* **WORK ITEM**
Write out an exact copy of the line containing "Give me the" and all lines that follow it in the data below, leaving out pictures.
===== MATERIAL FOR THE TASK =====
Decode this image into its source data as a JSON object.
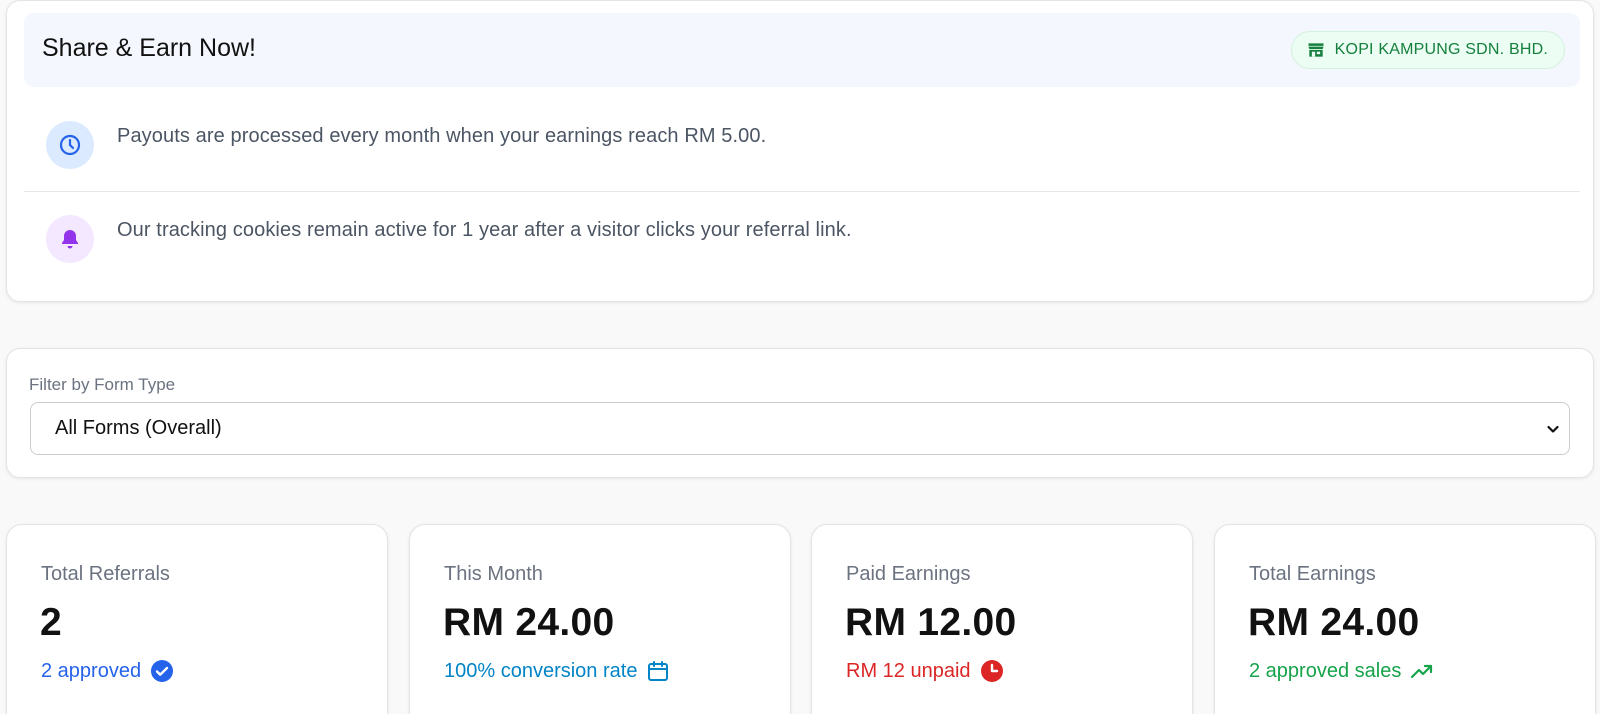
{
  "info": {
    "title": "Share & Earn Now!",
    "company": "KOPI KAMPUNG SDN. BHD.",
    "notes": [
      {
        "icon": "clock-icon",
        "text": "Payouts are processed every month when your earnings reach RM 5.00."
      },
      {
        "icon": "bell-icon",
        "text": "Our tracking cookies remain active for 1 year after a visitor clicks your referral link."
      }
    ]
  },
  "filter": {
    "label": "Filter by Form Type",
    "selected": "All Forms (Overall)"
  },
  "stats": [
    {
      "label": "Total Referrals",
      "value": "2",
      "sub": "2 approved",
      "icon": "check-badge-icon",
      "color": "#2563eb"
    },
    {
      "label": "This Month",
      "value": "RM 24.00",
      "sub": "100% conversion rate",
      "icon": "calendar-icon",
      "color": "#0284c7"
    },
    {
      "label": "Paid Earnings",
      "value": "RM 12.00",
      "sub": "RM 12 unpaid",
      "icon": "clock-filled-icon",
      "color": "#dc2626"
    },
    {
      "label": "Total Earnings",
      "value": "RM 24.00",
      "sub": "2 approved sales",
      "icon": "trending-up-icon",
      "color": "#16a34a"
    }
  ],
  "colors": {
    "accent_blue": "#2563eb",
    "badge_green": "#15803d",
    "header_bg": "#f5f7ff"
  }
}
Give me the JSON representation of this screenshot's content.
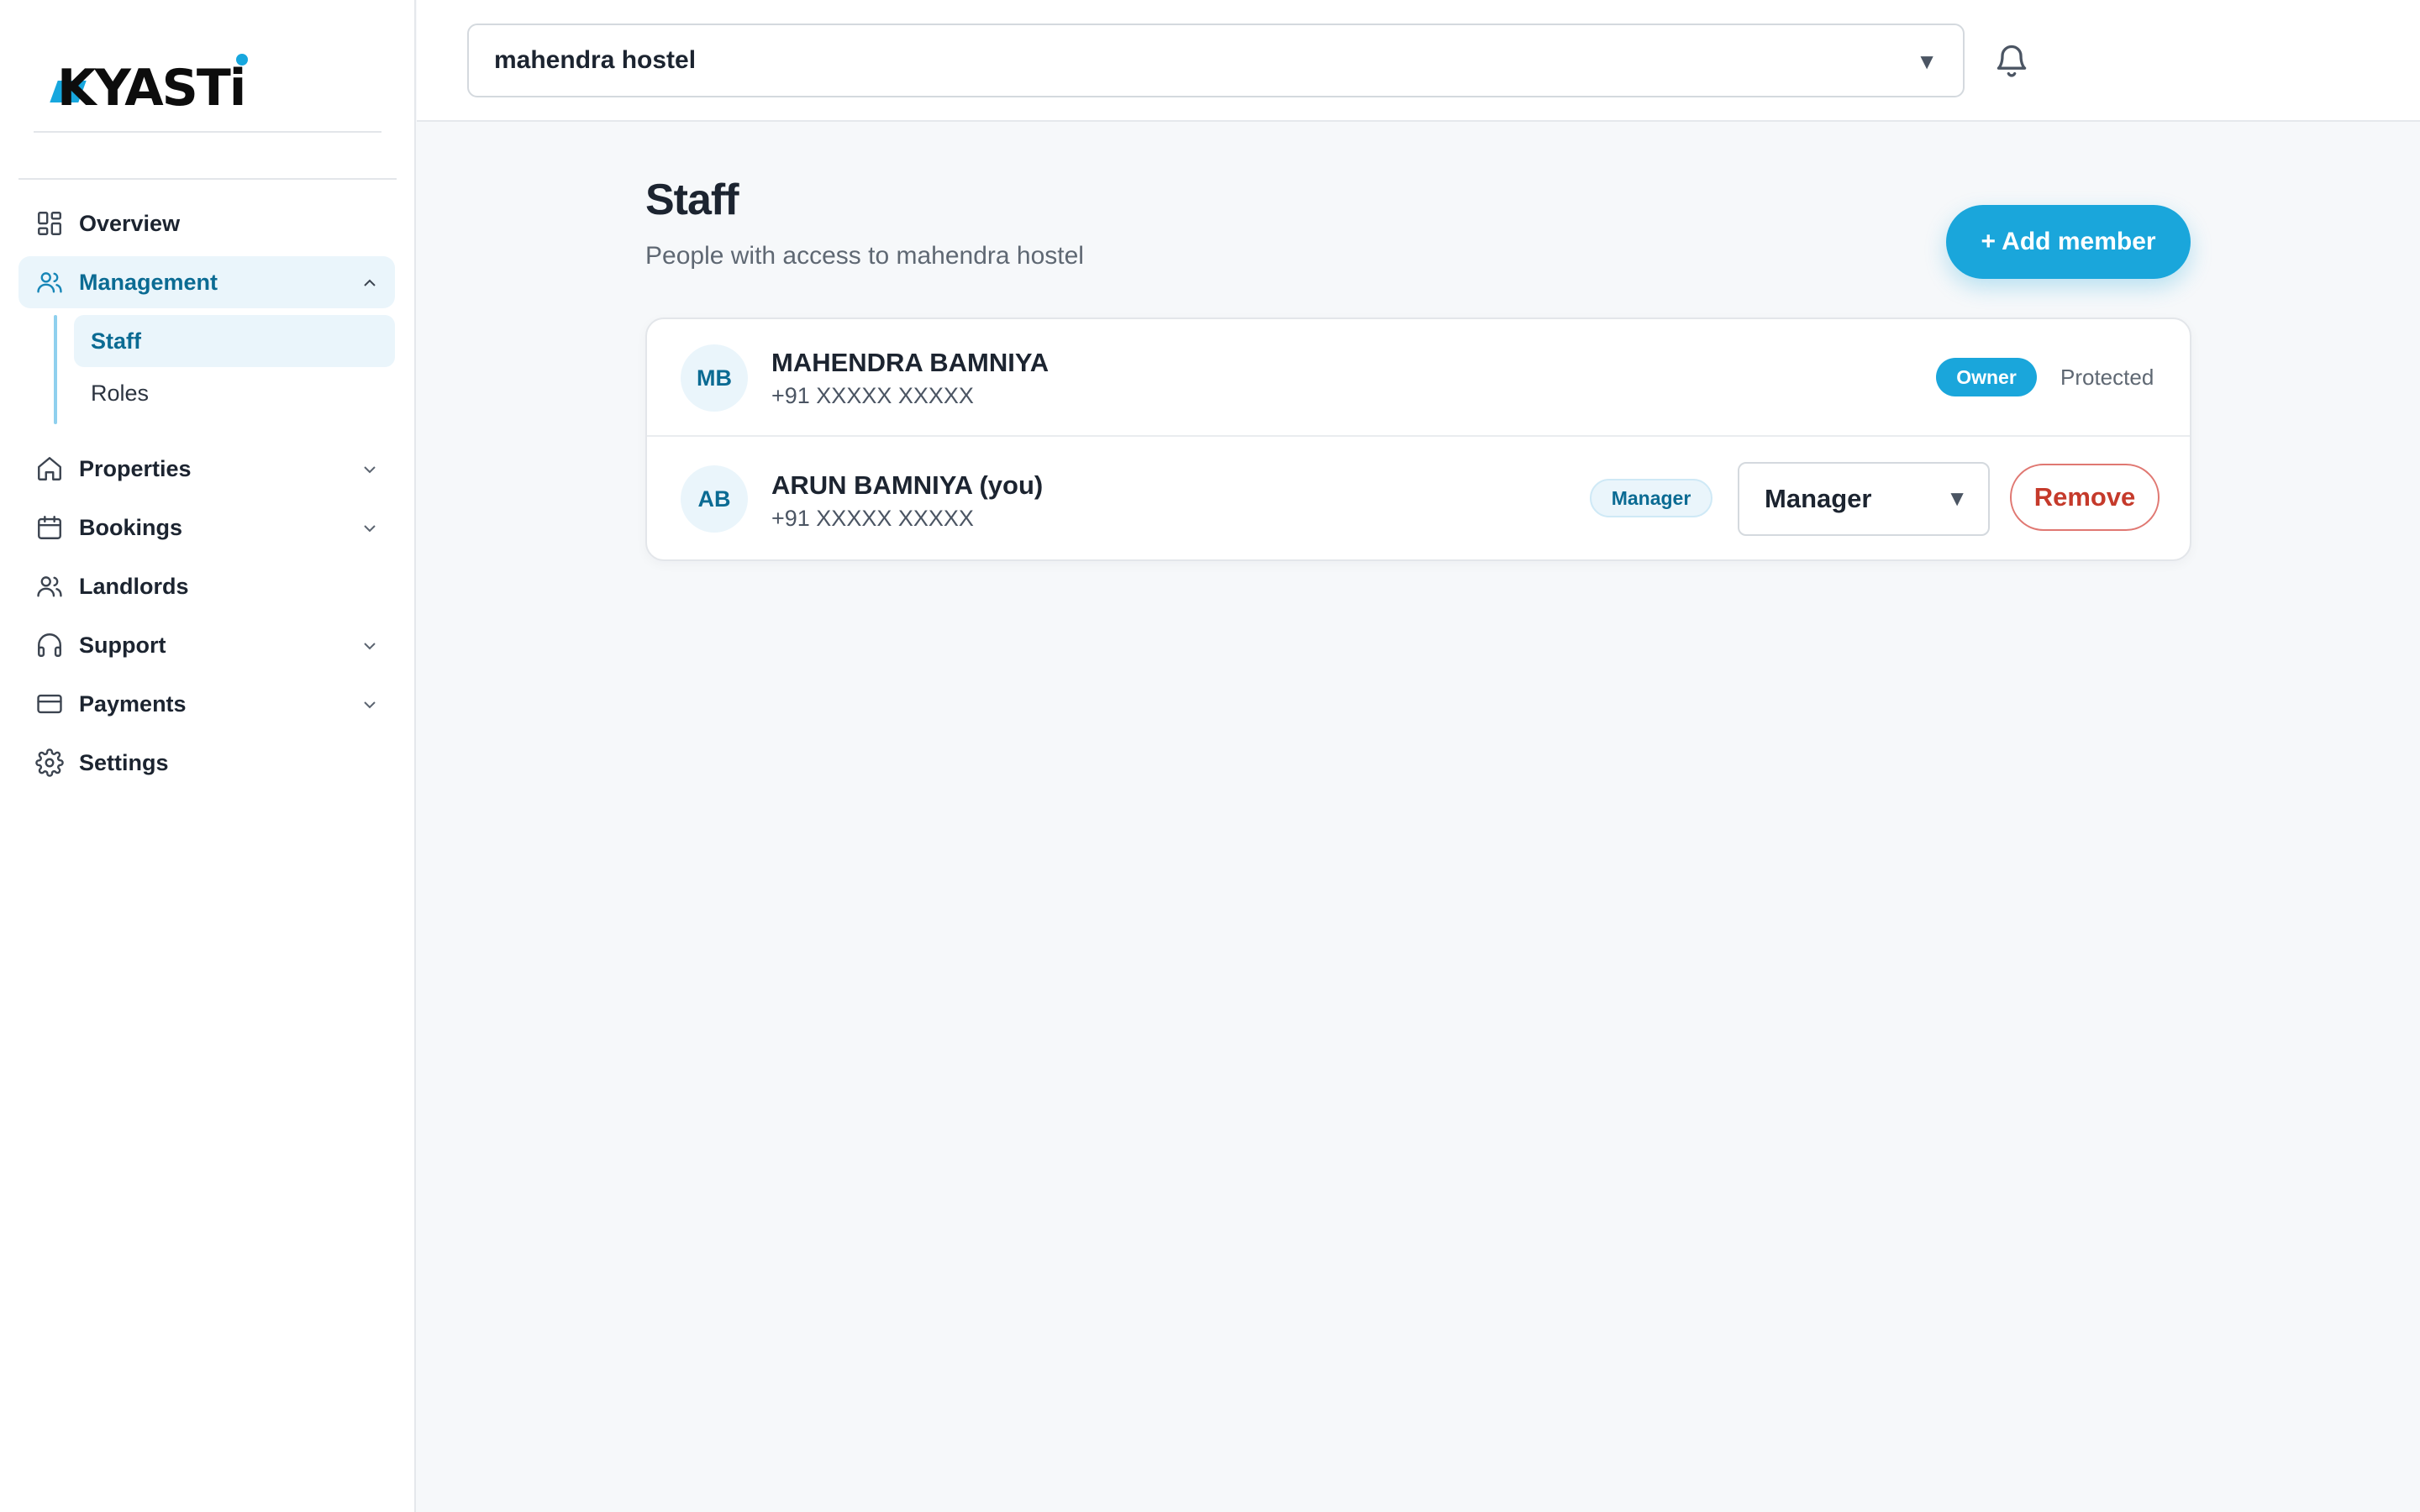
{
  "brand": {
    "logo_text": "KYASTi",
    "accent_color": "#1aa6db"
  },
  "sidebar": {
    "items": [
      {
        "label": "Overview",
        "icon": "grid-icon"
      },
      {
        "label": "Management",
        "icon": "users-icon",
        "expanded": true,
        "children": [
          {
            "label": "Staff",
            "active": true
          },
          {
            "label": "Roles"
          }
        ]
      },
      {
        "label": "Properties",
        "icon": "home-icon"
      },
      {
        "label": "Bookings",
        "icon": "calendar-icon"
      },
      {
        "label": "Landlords",
        "icon": "users-icon"
      },
      {
        "label": "Support",
        "icon": "headphones-icon"
      },
      {
        "label": "Payments",
        "icon": "credit-card-icon"
      },
      {
        "label": "Settings",
        "icon": "gear-icon"
      }
    ]
  },
  "topbar": {
    "property_value": "mahendra hostel"
  },
  "main": {
    "title": "Staff",
    "subtitle": "People with access to mahendra hostel",
    "add_button": "+ Add member",
    "members": [
      {
        "initials": "MB",
        "name": "MAHENDRA BAMNIYA",
        "phone": "+91 XXXXX XXXXX",
        "badge": "Owner",
        "status": "Protected"
      },
      {
        "initials": "AB",
        "name": "ARUN BAMNIYA (you)",
        "phone": "+91 XXXXX XXXXX",
        "badge": "Manager",
        "role_value": "Manager",
        "remove_label": "Remove"
      }
    ]
  }
}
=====
* **TASK RESPONSE**
Give me the JSON representation of this screenshot's content.
{
  "brand": {
    "logo_text": "KYASTi",
    "accent_color": "#1aa6db"
  },
  "sidebar": {
    "items": [
      {
        "label": "Overview",
        "icon": "grid-icon"
      },
      {
        "label": "Management",
        "icon": "users-icon",
        "expanded": true,
        "children": [
          {
            "label": "Staff",
            "active": true
          },
          {
            "label": "Roles"
          }
        ]
      },
      {
        "label": "Properties",
        "icon": "home-icon"
      },
      {
        "label": "Bookings",
        "icon": "calendar-icon"
      },
      {
        "label": "Landlords",
        "icon": "users-icon"
      },
      {
        "label": "Support",
        "icon": "headphones-icon"
      },
      {
        "label": "Payments",
        "icon": "credit-card-icon"
      },
      {
        "label": "Settings",
        "icon": "gear-icon"
      }
    ]
  },
  "topbar": {
    "property_value": "mahendra hostel"
  },
  "main": {
    "title": "Staff",
    "subtitle": "People with access to mahendra hostel",
    "add_button": "+ Add member",
    "members": [
      {
        "initials": "MB",
        "name": "MAHENDRA BAMNIYA",
        "phone": "+91 XXXXX XXXXX",
        "badge": "Owner",
        "status": "Protected"
      },
      {
        "initials": "AB",
        "name": "ARUN BAMNIYA (you)",
        "phone": "+91 XXXXX XXXXX",
        "badge": "Manager",
        "role_value": "Manager",
        "remove_label": "Remove"
      }
    ]
  }
}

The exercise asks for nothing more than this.